• **WHAT THE TASK ASKS**
Find the string "Shorts" in the data, and copy out each line that has it.

Content starts

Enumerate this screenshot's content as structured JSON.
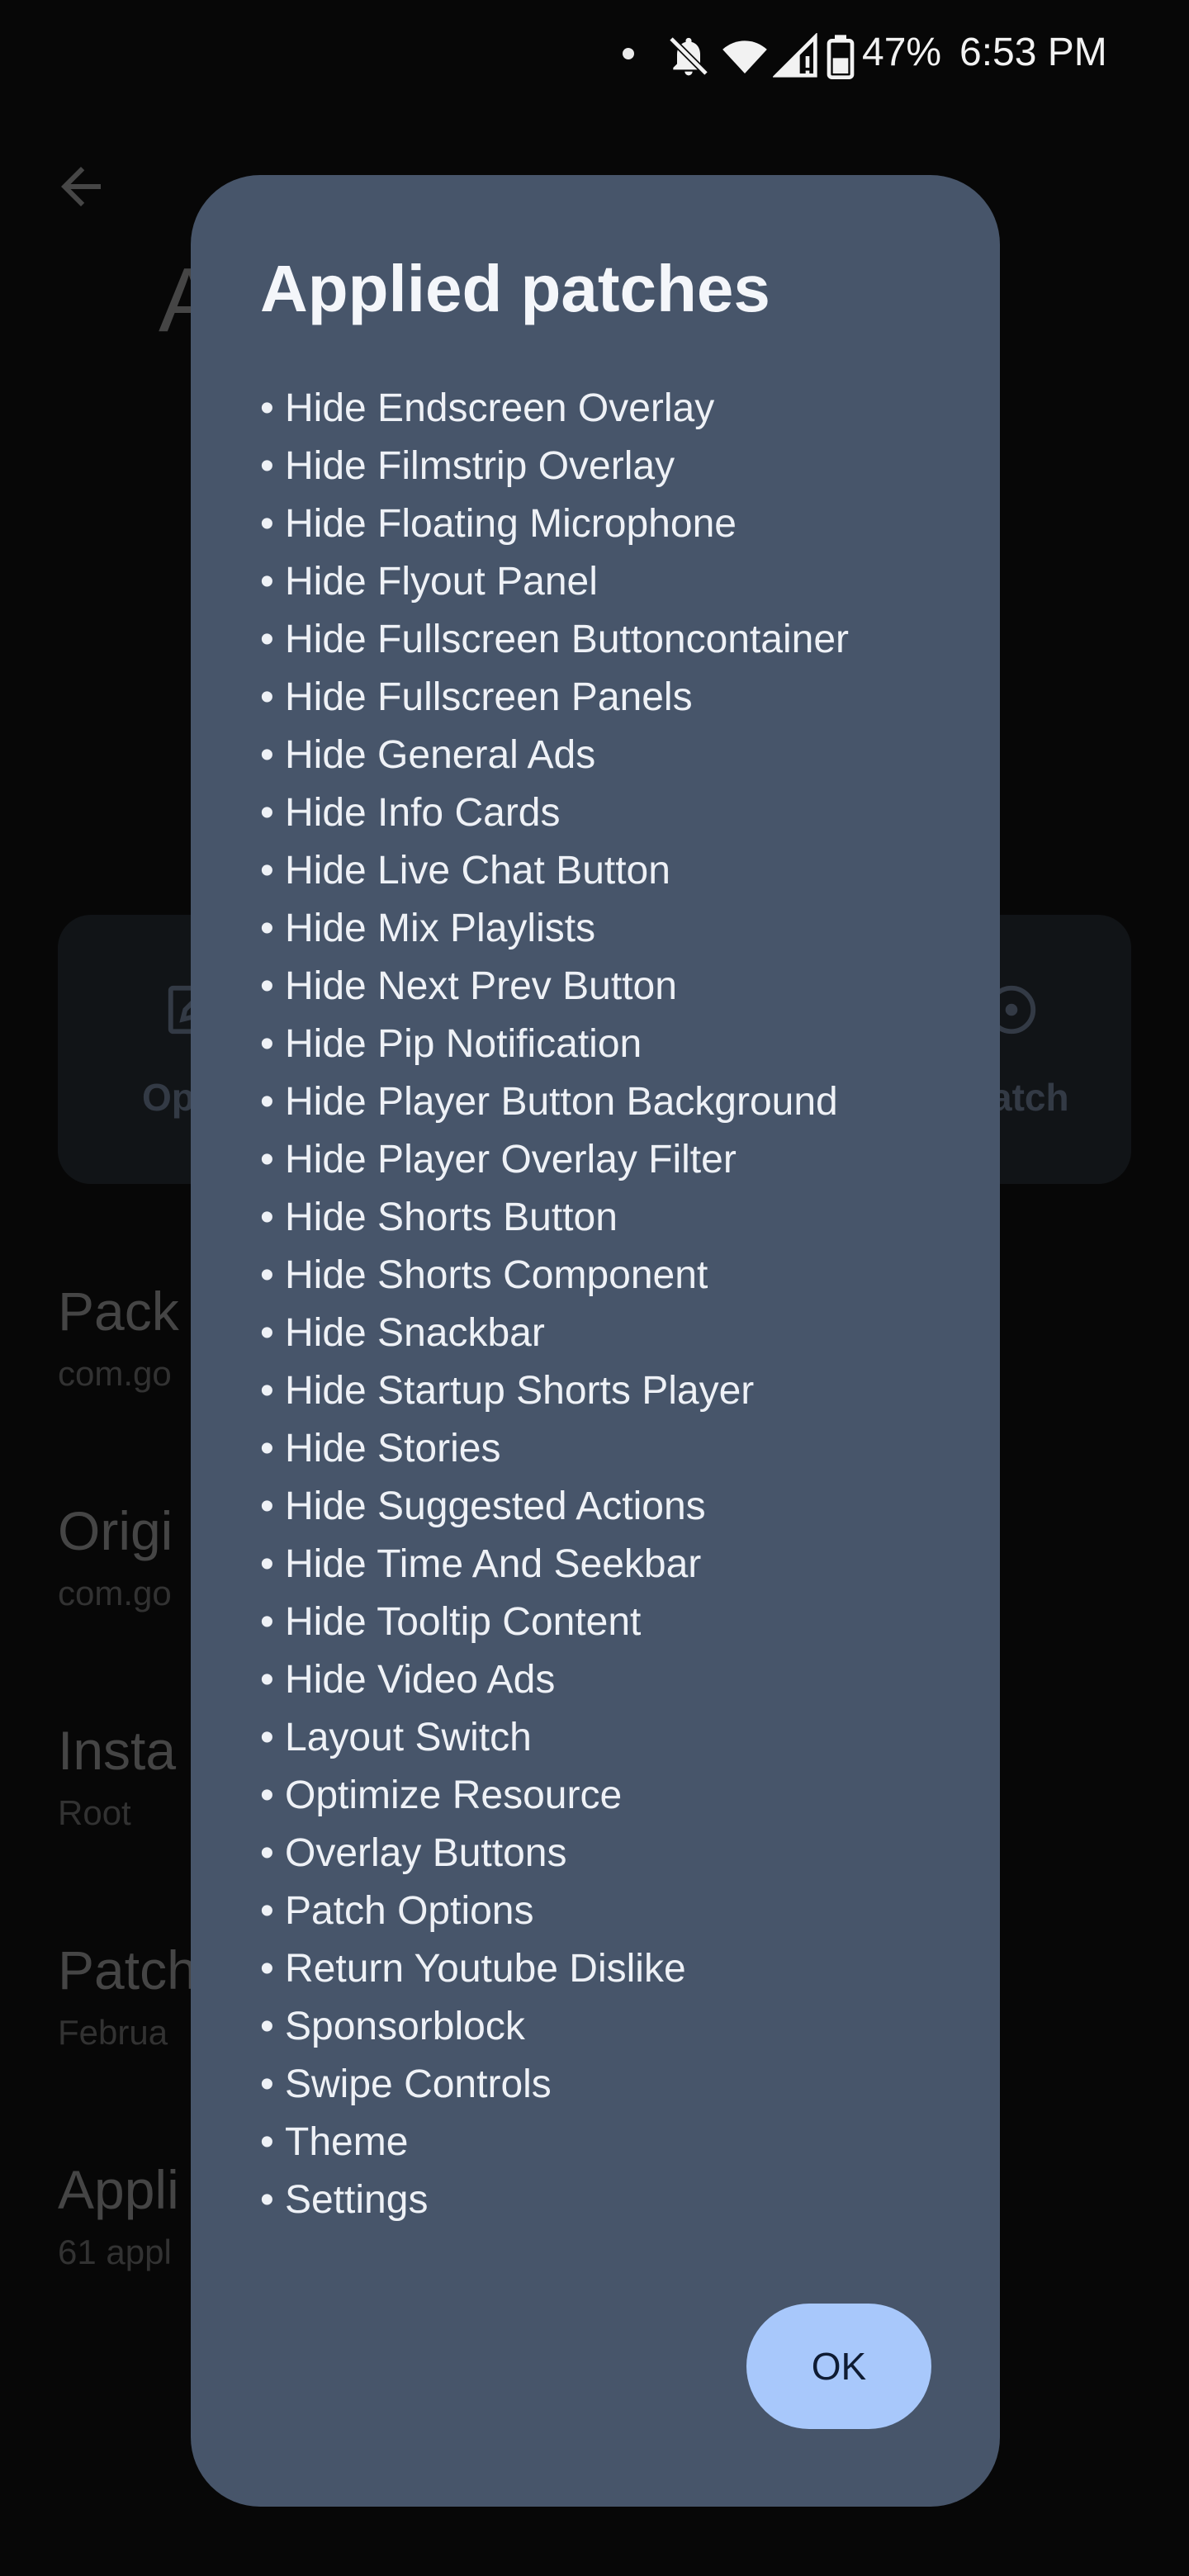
{
  "status_bar": {
    "battery_percent": "47%",
    "time": "6:53 PM",
    "icons": [
      "notification-dot",
      "bell-off-icon",
      "wifi-icon",
      "signal-icon",
      "battery-icon"
    ]
  },
  "background": {
    "back_icon": "arrow-left-icon",
    "title_fragment": "A",
    "actions": {
      "left_label": "Op",
      "right_label": "atch"
    },
    "info": [
      {
        "title": "Pack",
        "sub": "com.go"
      },
      {
        "title": "Origi",
        "sub": "com.go"
      },
      {
        "title": "Insta",
        "sub": "Root"
      },
      {
        "title": "Patch",
        "sub": "Februa"
      },
      {
        "title": "Appli",
        "sub": "61 appl"
      }
    ]
  },
  "dialog": {
    "title": "Applied patches",
    "patches": [
      "Hide Endscreen Overlay",
      "Hide Filmstrip Overlay",
      "Hide Floating Microphone",
      "Hide Flyout Panel",
      "Hide Fullscreen Buttoncontainer",
      "Hide Fullscreen Panels",
      "Hide General Ads",
      "Hide Info Cards",
      "Hide Live Chat Button",
      "Hide Mix Playlists",
      "Hide Next Prev Button",
      "Hide Pip Notification",
      "Hide Player Button Background",
      "Hide Player Overlay Filter",
      "Hide Shorts Button",
      "Hide Shorts Component",
      "Hide Snackbar",
      "Hide Startup Shorts Player",
      "Hide Stories",
      "Hide Suggested Actions",
      "Hide Time And Seekbar",
      "Hide Tooltip Content",
      "Hide Video Ads",
      "Layout Switch",
      "Optimize Resource",
      "Overlay Buttons",
      "Patch Options",
      "Return Youtube Dislike",
      "Sponsorblock",
      "Swipe Controls",
      "Theme",
      "Settings"
    ],
    "ok_label": "OK"
  },
  "colors": {
    "dialog_bg": "#47556a",
    "ok_button_bg": "#a8c8fb",
    "screen_bg": "#0b0b0b"
  }
}
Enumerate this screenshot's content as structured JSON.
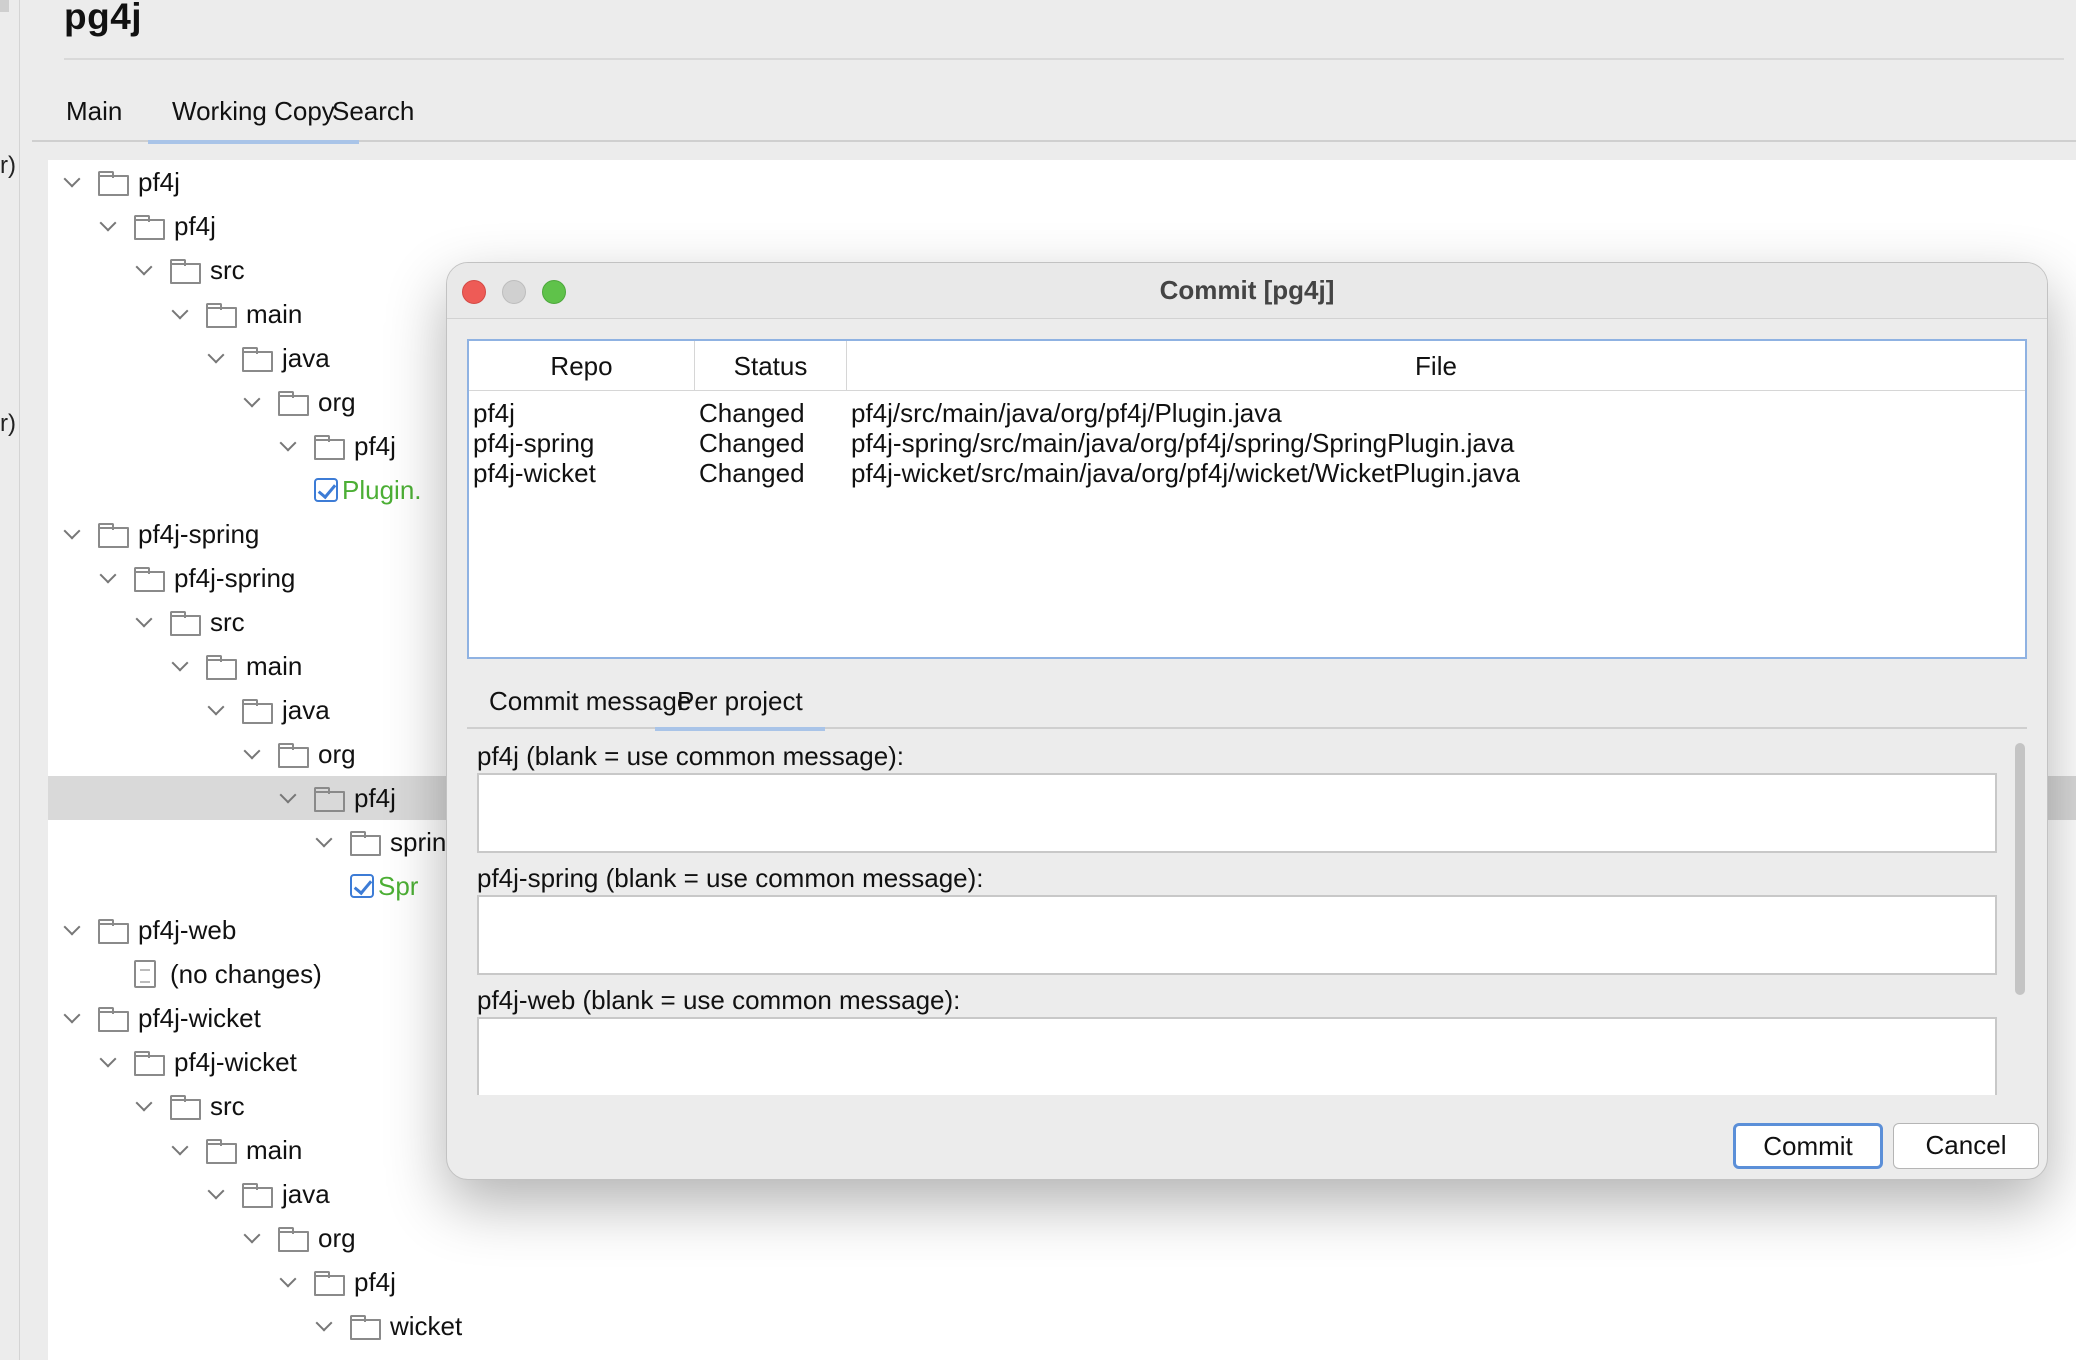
{
  "app": {
    "title": "pg4j",
    "tabs": [
      {
        "label": "Main"
      },
      {
        "label": "Working Copy"
      },
      {
        "label": "Search"
      }
    ]
  },
  "gutter": {
    "fragments": [
      "r)",
      "r)"
    ]
  },
  "tree": {
    "rows": [
      {
        "label": "pf4j",
        "depth": 0,
        "kind": "folder"
      },
      {
        "label": "pf4j",
        "depth": 1,
        "kind": "folder"
      },
      {
        "label": "src",
        "depth": 2,
        "kind": "folder"
      },
      {
        "label": "main",
        "depth": 3,
        "kind": "folder"
      },
      {
        "label": "java",
        "depth": 4,
        "kind": "folder"
      },
      {
        "label": "org",
        "depth": 5,
        "kind": "folder"
      },
      {
        "label": "pf4j",
        "depth": 6,
        "kind": "folder"
      },
      {
        "label": "Plugin.",
        "depth": 7,
        "kind": "file-checked"
      },
      {
        "label": "pf4j-spring",
        "depth": 0,
        "kind": "folder"
      },
      {
        "label": "pf4j-spring",
        "depth": 1,
        "kind": "folder"
      },
      {
        "label": "src",
        "depth": 2,
        "kind": "folder"
      },
      {
        "label": "main",
        "depth": 3,
        "kind": "folder"
      },
      {
        "label": "java",
        "depth": 4,
        "kind": "folder"
      },
      {
        "label": "org",
        "depth": 5,
        "kind": "folder"
      },
      {
        "label": "pf4j",
        "depth": 6,
        "kind": "folder",
        "selected": true
      },
      {
        "label": "spring",
        "depth": 7,
        "kind": "folder"
      },
      {
        "label": "Spr",
        "depth": 8,
        "kind": "file-checked"
      },
      {
        "label": "pf4j-web",
        "depth": 0,
        "kind": "folder"
      },
      {
        "label": "(no changes)",
        "depth": 1,
        "kind": "doc"
      },
      {
        "label": "pf4j-wicket",
        "depth": 0,
        "kind": "folder"
      },
      {
        "label": "pf4j-wicket",
        "depth": 1,
        "kind": "folder"
      },
      {
        "label": "src",
        "depth": 2,
        "kind": "folder"
      },
      {
        "label": "main",
        "depth": 3,
        "kind": "folder"
      },
      {
        "label": "java",
        "depth": 4,
        "kind": "folder"
      },
      {
        "label": "org",
        "depth": 5,
        "kind": "folder"
      },
      {
        "label": "pf4j",
        "depth": 6,
        "kind": "folder"
      },
      {
        "label": "wicket",
        "depth": 7,
        "kind": "folder"
      }
    ]
  },
  "dialog": {
    "title": "Commit [pg4j]",
    "table": {
      "headers": [
        "Repo",
        "Status",
        "File"
      ],
      "rows": [
        {
          "repo": "pf4j",
          "status": "Changed",
          "file": "pf4j/src/main/java/org/pf4j/Plugin.java"
        },
        {
          "repo": "pf4j-spring",
          "status": "Changed",
          "file": "pf4j-spring/src/main/java/org/pf4j/spring/SpringPlugin.java"
        },
        {
          "repo": "pf4j-wicket",
          "status": "Changed",
          "file": "pf4j-wicket/src/main/java/org/pf4j/wicket/WicketPlugin.java"
        }
      ]
    },
    "tabs": [
      {
        "label": "Commit message"
      },
      {
        "label": "Per project"
      }
    ],
    "per_project": [
      {
        "label": "pf4j (blank = use common message):",
        "value": ""
      },
      {
        "label": "pf4j-spring (blank = use common message):",
        "value": ""
      },
      {
        "label": "pf4j-web (blank = use common message):",
        "value": ""
      }
    ],
    "commit_label": "Commit",
    "cancel_label": "Cancel"
  },
  "colors": {
    "accent": "#5b8fd8",
    "tab_underline": "#a9c4e8",
    "changed_file": "#4caf35",
    "close": "#ee5b56",
    "zoom": "#5fc24a"
  }
}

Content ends

• **WRITTEN SOLUTION**
      "Hide Shorts Button",
      "Hide Shorts Component",
      "Hide Startup Shorts Player",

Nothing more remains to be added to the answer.